Drug Resistance in Non-Hodgkin Lymphomas

Int J Mol Sci. 2020 Mar 18;21(6):2081. doi: 10.3390/ijms21062081.


Non-Hodgkin lymphomas (NHL) are lymphoid tumors that arise by a complex process of malignant transformation of mature lymphocytes during various stages of differentiation. The WHO classification of NHL recognizes more than 90 nosological units with peculiar pathophysiology and prognosis. Since the end of the 20th century, our increasing knowledge of the molecular biology of lymphoma subtypes led to the identification of novel druggable targets and subsequent testing and clinical approval of novel anti-lymphoma agents, which translated into significant improvement of patients' outcome.
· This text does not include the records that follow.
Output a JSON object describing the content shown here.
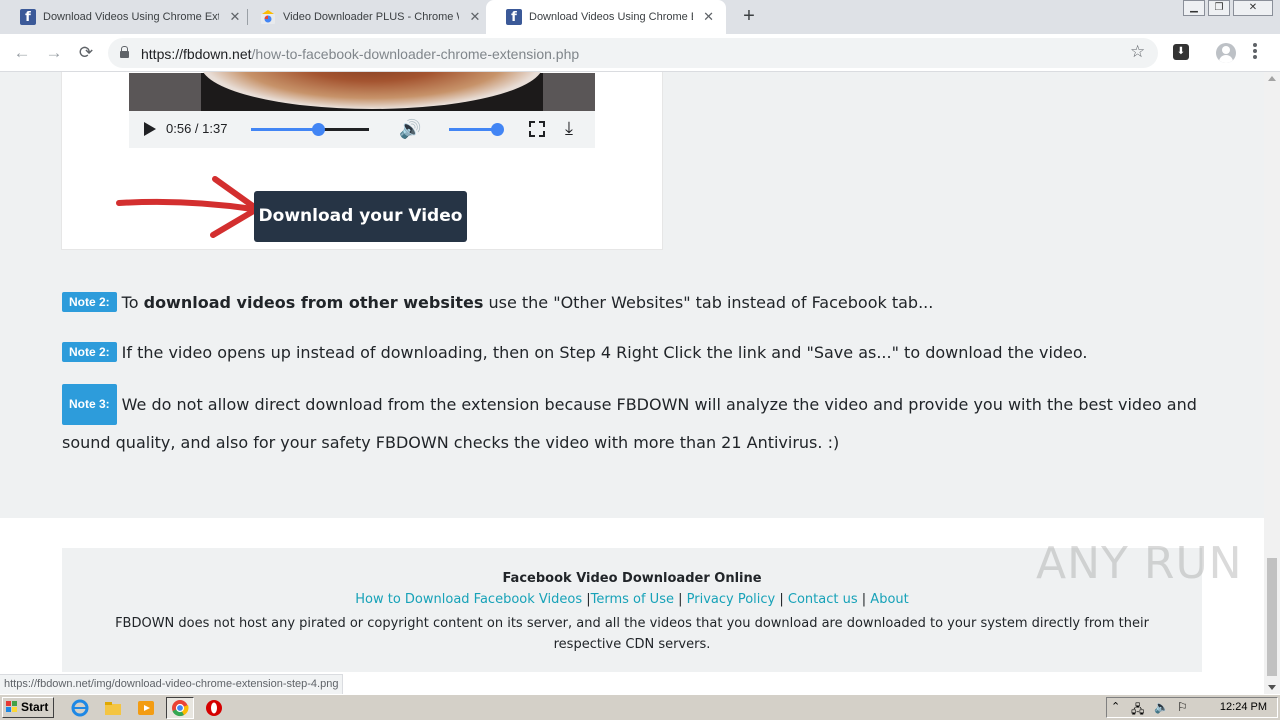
{
  "browser": {
    "tabs": [
      {
        "title": "Download Videos Using Chrome Exte",
        "icon": "facebook-icon",
        "active": false
      },
      {
        "title": "Video Downloader PLUS - Chrome We",
        "icon": "chrome-webstore-icon",
        "active": false
      },
      {
        "title": "Download Videos Using Chrome Exte",
        "icon": "facebook-icon",
        "active": true
      }
    ],
    "new_tab": "+",
    "url_host": "https://fbdown.net",
    "url_path": "/how-to-facebook-downloader-chrome-extension.php"
  },
  "video_player": {
    "time": "0:56 / 1:37",
    "progress": 0.57,
    "volume": 0.88
  },
  "download_button_label": "Download your Video",
  "notes": [
    {
      "badge": "Note 2:",
      "pre": "To ",
      "bold": "download videos from other websites",
      "post": " use the \"Other Websites\" tab instead of Facebook tab..."
    },
    {
      "badge": "Note 2:",
      "text": "If the video opens up instead of downloading, then on Step 4 Right Click the link and \"Save as...\" to download the video."
    },
    {
      "badge": "Note 3:",
      "text": "We do not allow direct download from the extension because FBDOWN will analyze the video and provide you with the best video and sound quality, and also for your safety FBDOWN checks the video with more than 21 Antivirus. :)"
    }
  ],
  "footer": {
    "title": "Facebook Video Downloader Online",
    "links": [
      "How to Download Facebook Videos",
      "Terms of Use",
      "Privacy Policy",
      "Contact us",
      "About"
    ],
    "text": "FBDOWN does not host any pirated or copyright content on its server, and all the videos that you download are downloaded to your system directly from their respective CDN servers."
  },
  "watermark": "ANY RUN",
  "status_url": "https://fbdown.net/img/download-video-chrome-extension-step-4.png",
  "taskbar": {
    "start_label": "Start",
    "clock": "12:24 PM"
  },
  "colors": {
    "accent_link": "#17a2b8",
    "badge": "#2d9cdb",
    "download_button": "#263445",
    "arrow": "#d32f2f"
  }
}
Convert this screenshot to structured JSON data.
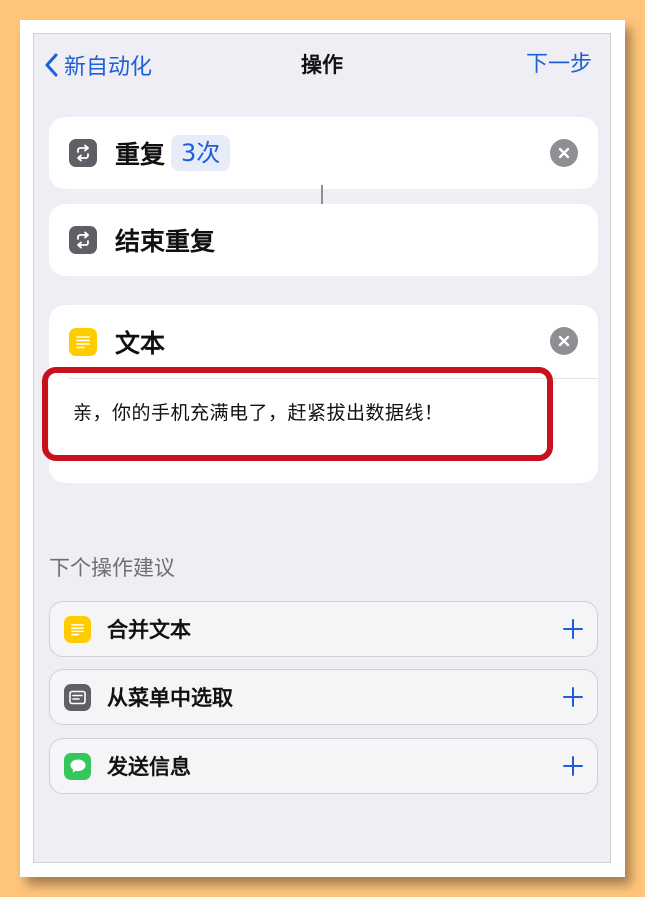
{
  "nav": {
    "back_label": "新自动化",
    "title": "操作",
    "next_label": "下一步"
  },
  "actions": {
    "repeat": {
      "label": "重复",
      "param": "3次"
    },
    "end_repeat": {
      "label": "结束重复"
    },
    "text": {
      "label": "文本",
      "content": "亲，你的手机充满电了，赶紧拔出数据线！"
    }
  },
  "suggestions": {
    "title": "下个操作建议",
    "items": [
      {
        "label": "合并文本",
        "icon": "text-icon"
      },
      {
        "label": "从菜单中选取",
        "icon": "menu-icon"
      },
      {
        "label": "发送信息",
        "icon": "messages-icon"
      }
    ]
  },
  "colors": {
    "accent": "#1C5FD8",
    "highlight": "#C8101E",
    "background": "#FFC57A"
  }
}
Despite immense progress, our effort to control or even eradicate malignant lymphoma clones has been frequently hampered by the development of drug resistance with ensuing unmet medical need to cope with relapsed or treatment-refractory disease. A better understanding of the molecular mechanisms that underlie inherent or acquired drug resistance might lead to the design of more effective front-line treatment algorithms based on reliable predictive markers or personalized salvage therapy, tailored to overcome resistant clones, by targeting weak spots of lymphoma cells resistant to previous line(s) of therapy. This review focuses on the history and recent advances in our understanding of molecular mechanisms of resistance to genotoxic and targeted agents used in clinical practice for the therapy of NHL.

Keywords: chemotherapy; drug resistance; non-Hodgkin lymphomas; targeted agents.
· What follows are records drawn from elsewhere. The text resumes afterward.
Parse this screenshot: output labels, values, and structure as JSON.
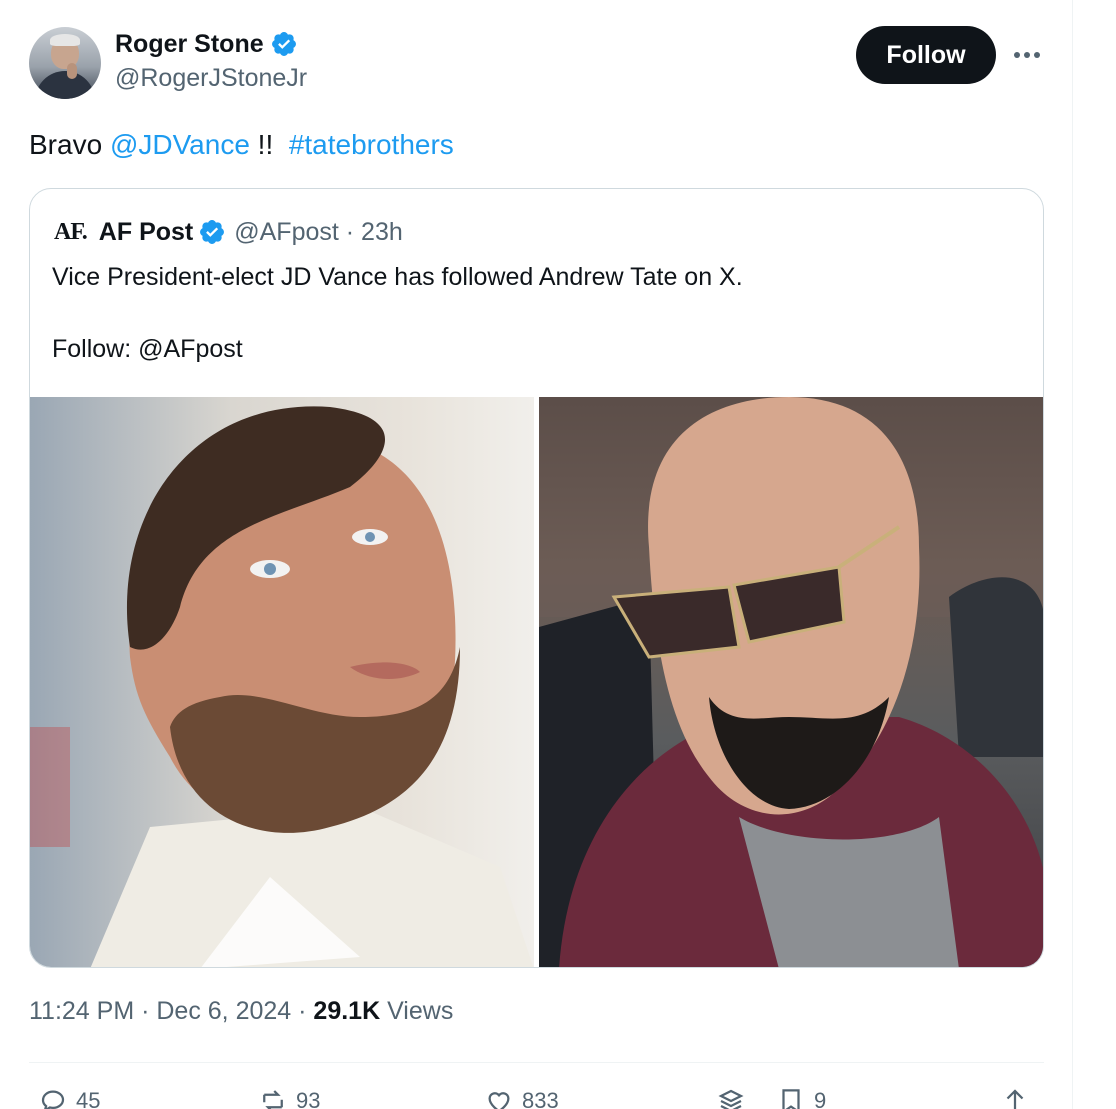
{
  "author": {
    "display_name": "Roger Stone",
    "handle": "@RogerJStoneJr",
    "verified": true
  },
  "header": {
    "follow_label": "Follow",
    "more_icon": "more-horizontal-icon"
  },
  "tweet": {
    "text_before": "Bravo ",
    "mention": "@JDVance",
    "text_middle": " !!  ",
    "hashtag": "#tatebrothers"
  },
  "quote": {
    "logo": "AF.",
    "name": "AF Post",
    "handle": "@AFpost",
    "time": "23h",
    "separator": " · ",
    "text_line1": "Vice President-elect JD Vance has followed Andrew Tate on X.",
    "text_line2": "Follow: @AFpost",
    "images": [
      "photo-jd-vance",
      "photo-andrew-tate"
    ]
  },
  "meta": {
    "time": "11:24 PM",
    "sep": " · ",
    "date": "Dec 6, 2024",
    "views_count": "29.1K",
    "views_label": " Views"
  },
  "actions": {
    "replies": "45",
    "reposts": "93",
    "likes": "833",
    "bookmarks": "9"
  },
  "colors": {
    "accent": "#1d9bf0",
    "text": "#0f1419",
    "secondary": "#536471",
    "border": "#cfd9de"
  }
}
Publication types

  • Review

MeSH terms

  • Antineoplastic Agents / adverse effects
  • Antineoplastic Agents / therapeutic use*
  • Biomarkers, Tumor / metabolism*
  • Drug Resistance, Neoplasm*
  • Humans
  • Lymphoma, Non-Hodgkin* / classification
  • Lymphoma, Non-Hodgkin* / metabolism
  • Lymphoma, Non-Hodgkin* / pathology
  • Lymphoma, Non-Hodgkin* / therapy
  • Precision Medicine
  • Salvage Therapy


  • Antineoplastic Agents
  • Biomarkers, Tumor